      If you’re any good at all you’ll realize the fact that I have been murdered— if not at first, at least when the tong gets after you. Run them down, if you can. If you can’t, you won’t live long to enjoy the wealth I am leaving to you. Any time you see a Chinaman or a parrot, dodge— and watch your step thereafter! The tong has a method of imparting unpleasant information by a wise old parrot. I imagine he must have been one of the pets of Confucius.

      The trouble all has arisen because of the two manuals you find herewith. They are written by Cho Keng Lu and Chingte Chien T’ao Lu— the latter the founder of the T’ao tong. The manuals reveal secrets regarding the making of fine pottery and porcelain— secrets which have been unknown both to white men and to all save certain art guilds in China, for centuries. In a word, the secret of fine luster and glaze has lain in the use of certain fungi, mixed with cultural media and left to work in the glaze before it is applied. You will find a tank full of the fungi down here. The guilds, always selling fine vases and other “genuine” relics of past ages, were very jealous of the secrets. I suppose they are worth millions, really. Anyway, the tong let me give them the slip, and I can’t imagine how they ever got track of me again, as I never sold any vases— and gave only one away.

      My intention was to translate the two, and then return the originals to the owners when my books were published.
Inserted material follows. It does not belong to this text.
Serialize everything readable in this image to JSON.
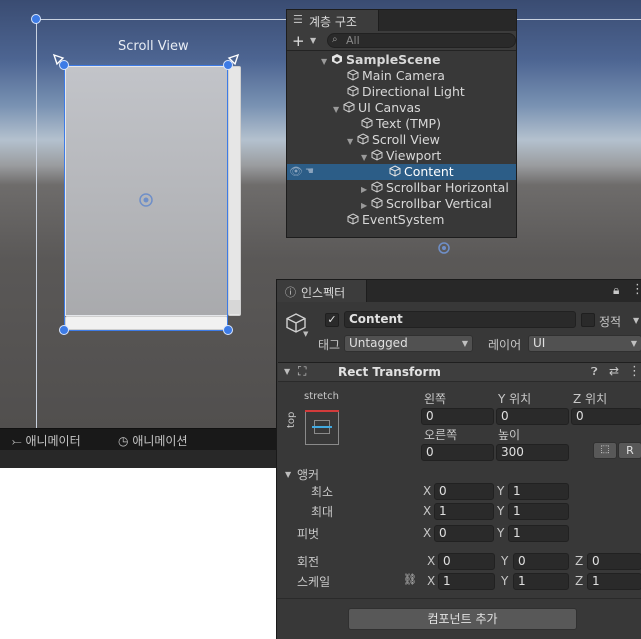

In fact I really did finish one translation, but it was stolen. Luckily they did not find the originals.

      What you wish to do with the manuals is strictly up to you. The tong is after them, and will keep after them until either the manuals are secured, they are published in translation and therefore worthless except as relics, or all the tong members are dead. I believe in all there are only some two hundred members, most of whom probably will keep after you while you have the manuals.

      That’s all. In case you go ahead and have them translated and published, you may consider my legacy a fee for a lifetime— probably mighty short— of excitement and trouble.


P. S. When you reach an age of discretion you night do much worse than marry Miss Jeffries. She’s a corker. If I’d been ten years younger I’d have proposed to her, myself.


      Krahn exhaled sharply. “If I were in your place, Lacey,” he advised, “I’d get rid of those confounded things just as fast as I could!”

      Cube nodded. “Yes, they’re stolen goods,” he said. “We have no right to them. The first feature is to find Irene and Sherrod, however, and I believe a glimmering of an idea of how to accomplish it is creeping into my head!”

      “How?” demanded Krahn.

      “Ask the parrot!” responded Cube, smiling grimly, and immediately hastening up to Harris to demand a loan of the loquacious bird.